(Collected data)
BEGIN
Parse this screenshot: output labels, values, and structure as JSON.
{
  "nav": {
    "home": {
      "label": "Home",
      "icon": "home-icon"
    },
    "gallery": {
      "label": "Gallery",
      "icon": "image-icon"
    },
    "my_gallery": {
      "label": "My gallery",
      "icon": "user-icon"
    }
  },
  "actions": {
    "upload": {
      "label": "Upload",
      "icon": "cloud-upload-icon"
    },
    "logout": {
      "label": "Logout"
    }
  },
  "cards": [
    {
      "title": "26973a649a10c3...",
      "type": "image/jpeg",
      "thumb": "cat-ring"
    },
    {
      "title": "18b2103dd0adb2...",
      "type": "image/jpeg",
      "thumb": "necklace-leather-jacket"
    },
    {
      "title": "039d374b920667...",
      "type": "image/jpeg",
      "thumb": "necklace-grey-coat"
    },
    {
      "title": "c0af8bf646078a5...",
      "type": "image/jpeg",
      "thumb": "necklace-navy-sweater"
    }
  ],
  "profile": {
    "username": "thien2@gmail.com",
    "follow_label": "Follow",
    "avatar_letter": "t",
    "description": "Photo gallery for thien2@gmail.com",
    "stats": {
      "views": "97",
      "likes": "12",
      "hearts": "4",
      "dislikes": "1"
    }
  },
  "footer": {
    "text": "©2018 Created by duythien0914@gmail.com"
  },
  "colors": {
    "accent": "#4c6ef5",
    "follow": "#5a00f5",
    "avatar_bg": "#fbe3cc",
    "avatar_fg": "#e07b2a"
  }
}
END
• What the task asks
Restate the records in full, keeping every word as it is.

• Worked solution
Parse this screenshot: output labels, values, and structure as JSON.
{
  "nav": {
    "home": {
      "label": "Home",
      "icon": "home-icon"
    },
    "gallery": {
      "label": "Gallery",
      "icon": "image-icon"
    },
    "my_gallery": {
      "label": "My gallery",
      "icon": "user-icon"
    }
  },
  "actions": {
    "upload": {
      "label": "Upload",
      "icon": "cloud-upload-icon"
    },
    "logout": {
      "label": "Logout"
    }
  },
  "cards": [
    {
      "title": "26973a649a10c3...",
      "type": "image/jpeg",
      "thumb": "cat-ring"
    },
    {
      "title": "18b2103dd0adb2...",
      "type": "image/jpeg",
      "thumb": "necklace-leather-jacket"
    },
    {
      "title": "039d374b920667...",
      "type": "image/jpeg",
      "thumb": "necklace-grey-coat"
    },
    {
      "title": "c0af8bf646078a5...",
      "type": "image/jpeg",
      "thumb": "necklace-navy-sweater"
    }
  ],
  "profile": {
    "username": "thien2@gmail.com",
    "follow_label": "Follow",
    "avatar_letter": "t",
    "description": "Photo gallery for thien2@gmail.com",
    "stats": {
      "views": "97",
      "likes": "12",
      "hearts": "4",
      "dislikes": "1"
    }
  },
  "footer": {
    "text": "©2018 Created by duythien0914@gmail.com"
  },
  "colors": {
    "accent": "#4c6ef5",
    "follow": "#5a00f5",
    "avatar_bg": "#fbe3cc",
    "avatar_fg": "#e07b2a"
  }
}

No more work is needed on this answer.